Lawrence Manly, ³We don't worry about bugs anymore because we just don't have
Probably the largest company to experiment with the use of Diatomaceous earth in their storage and packaging is Northrup and King Company, who specifies the use of the Perma-Guard brand of Diatomaceous earth on and in seed packages, Northrup and King Company arranged and conducted a number of research projects, privately and through D. A. Miller, Glenn Sawyer and Ann Docahy of the Kansas Agricultural Experimental Station. One such project was to determine the effectiveness of diatomite in preventing damage to sunflower and by the Indianmeal moth. Diatomite was reported to be a significant improvement over other controls. In addition, rodent hairs, insect fragments and feces matter in grains, cereal, dried fruits, etc., was reported to range from very little to none, repeated studies consistently reveal than when grains have been stored with diatomaceous earth, the insect fragment could well below the count from grains stored and treated with chemical fumigants. Diatomite is more effective in preventing insects from entering grains in the first place.
There are quality differences in
types of diatomaceous earth. Possibly the basic difference is between marine
and fresh water supply deposits. Fresh water diatomites are low in silica and
apparently; some deposits contain diatomite that is not effective against bean
weevils. Exactly what properties are important has not been determined.
Farmers and gardeners who use diatomite
as an insect control give conflicting reports ranging from modest to superb
results. Users have claimed that diatomaceous earth is deadly to gypsy moth,
coddling moth, pink boll weevil, lygus bug, twig borer, thrip, mites, earwigs,
cockroaches, slugs, mosquitoes, and on and on.
Dr. John J. Grebe, for 40 years the Director of Research, basic and unclear, for the Dow Chemical Company, believed diatomaceous earth offers a major opportunity for broad-spectrum control of insects without risk or pollution. In his judgment, a positive crash program should be initiated to develop effective techniques for controlling specific insects within the specific climates. For example, he pointed out that in hot, humid weather, the outside moisture balances the internal moisture lost by scratched insects and therefore they continue to survive. He also stressed the difference of various diatomaceous earths, and the skill of the individual farmer in using a mechanical contact insect control.
Fred Bracken of Palisades, Colorado,
uses diatomaceous earth to control a mixture of insects on 319 acres of
apple, peach, apricot and cherry orchards. Among these harmful insects are aphids,
brown mite, twig borer, orient fruit moth and coddling moth. His insect control
program consists of entirely conscientious applications of diatomite at night,
and averages about $25 an acre per year.
While Bracken is enthusiastic about
the effectiveness of diatomite as an insect repellent, he is pessimistic about
the average farmer's willingness to follow such a conscientious program: 95%
of your farmers today don't know about the life cycle of insects.

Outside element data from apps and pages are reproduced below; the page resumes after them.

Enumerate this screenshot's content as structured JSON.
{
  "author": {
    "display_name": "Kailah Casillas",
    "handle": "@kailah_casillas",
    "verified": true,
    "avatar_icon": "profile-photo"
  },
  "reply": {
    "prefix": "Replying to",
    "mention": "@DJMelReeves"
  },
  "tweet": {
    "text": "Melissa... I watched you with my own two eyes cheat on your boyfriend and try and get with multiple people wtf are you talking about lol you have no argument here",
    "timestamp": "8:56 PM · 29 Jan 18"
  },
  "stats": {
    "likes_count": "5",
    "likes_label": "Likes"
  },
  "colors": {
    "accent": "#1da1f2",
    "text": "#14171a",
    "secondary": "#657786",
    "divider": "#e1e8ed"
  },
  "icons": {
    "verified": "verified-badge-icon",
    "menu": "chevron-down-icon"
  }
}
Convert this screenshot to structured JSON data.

They want
someone to tell them when to spray... you've got to get out there and know what's
going on. Using diatomite, Bracken's insect damage last year was about 2% from
twig borer on the first pick and 2% from orient fruit fly. By dusting a day

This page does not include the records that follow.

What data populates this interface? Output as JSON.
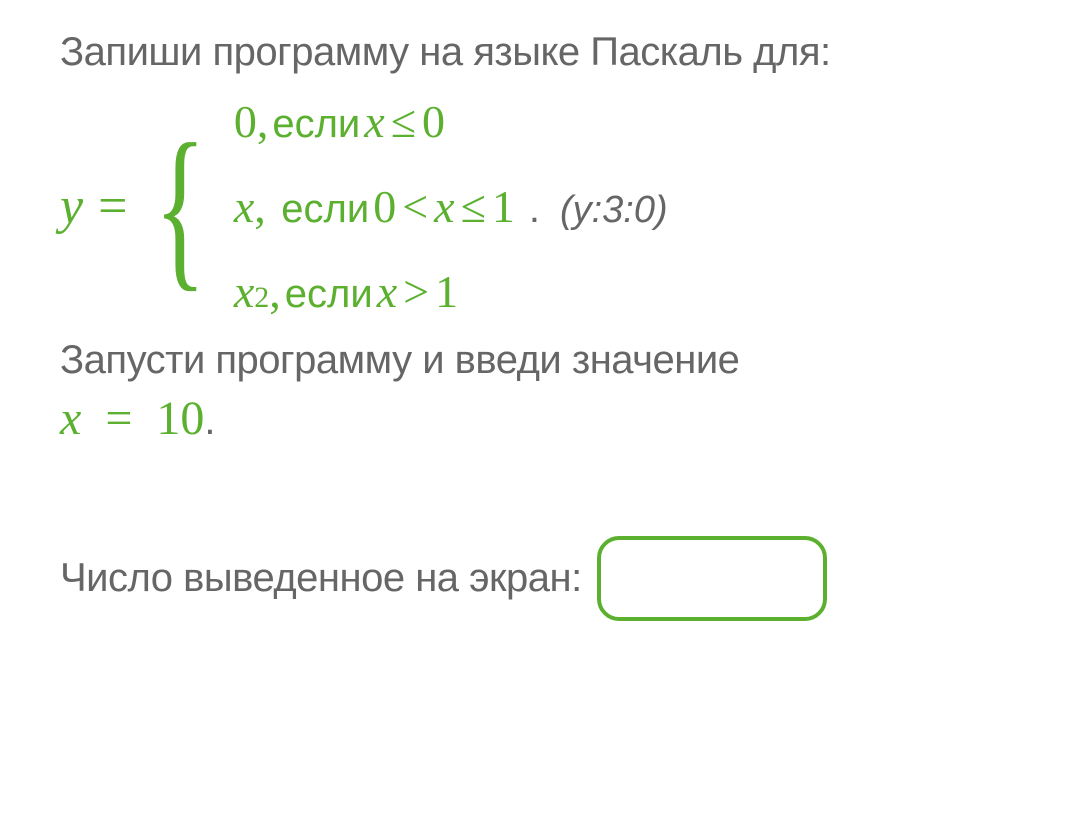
{
  "instruction": "Запиши программу на языке Паскаль для:",
  "formula": {
    "lhs_var": "y",
    "equals": "=",
    "cases": [
      {
        "value": "0",
        "esli": "если",
        "cond_var": "x",
        "cond_op": "≤",
        "cond_val": "0"
      },
      {
        "value": "x",
        "esli": "если",
        "cond_left": "0",
        "cond_op1": "<",
        "cond_var": "x",
        "cond_op2": "≤",
        "cond_right": "1"
      },
      {
        "value_base": "x",
        "value_exp": "2",
        "esli": "если",
        "cond_var": "x",
        "cond_op": ">",
        "cond_val": "1"
      }
    ]
  },
  "format_note": "(y:3:0)",
  "run_instruction": "Запусти программу и введи значение",
  "x_assignment": {
    "var": "x",
    "equals": "=",
    "val": "10"
  },
  "answer_label": "Число выведенное на экран:",
  "answer_value": "",
  "answer_placeholder": ""
}
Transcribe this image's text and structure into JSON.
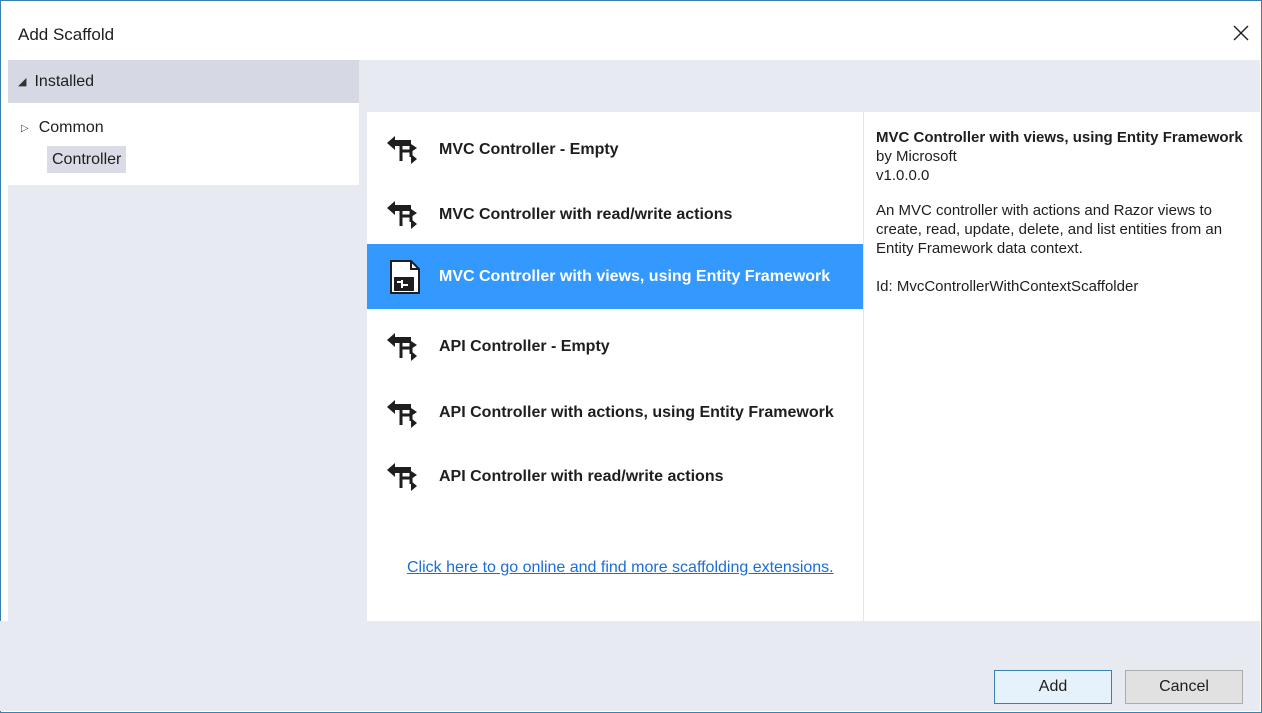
{
  "dialog": {
    "title": "Add Scaffold",
    "close_icon": "close-icon"
  },
  "sidebar": {
    "header": "Installed",
    "tree": [
      {
        "label": "Common",
        "expandable": true
      },
      {
        "label": "Controller",
        "selected": true
      }
    ]
  },
  "templates": {
    "items": [
      {
        "label": "MVC Controller - Empty",
        "icon": "controller-icon"
      },
      {
        "label": "MVC Controller with read/write actions",
        "icon": "controller-icon"
      },
      {
        "label": "MVC Controller with views, using Entity Framework",
        "icon": "document-controller-icon",
        "selected": true
      },
      {
        "label": "API Controller - Empty",
        "icon": "controller-icon"
      },
      {
        "label": "API Controller with actions, using Entity Framework",
        "icon": "controller-icon"
      },
      {
        "label": "API Controller with read/write actions",
        "icon": "controller-icon"
      }
    ],
    "online_link": "Click here to go online and find more scaffolding extensions."
  },
  "details": {
    "title": "MVC Controller with views, using Entity Framework",
    "author": "by Microsoft",
    "version": "v1.0.0.0",
    "description": "An MVC controller with actions and Razor views to create, read, update, delete, and list entities from an Entity Framework data context.",
    "id": "Id: MvcControllerWithContextScaffolder"
  },
  "footer": {
    "add_label": "Add",
    "cancel_label": "Cancel"
  },
  "colors": {
    "selection": "#3399ff",
    "link": "#1a6ed8",
    "panel_bg": "#e8eaf1",
    "accent_border": "#3c7fb1"
  }
}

or two before harvest, there was no brown rot.
Diatomaceous earth works about as well as the farmer works. Early and conscientious applications will control a wide variety of destructive insects. Precisely what insects, how and how effectively requires more investigation and someone to do the right kind of research.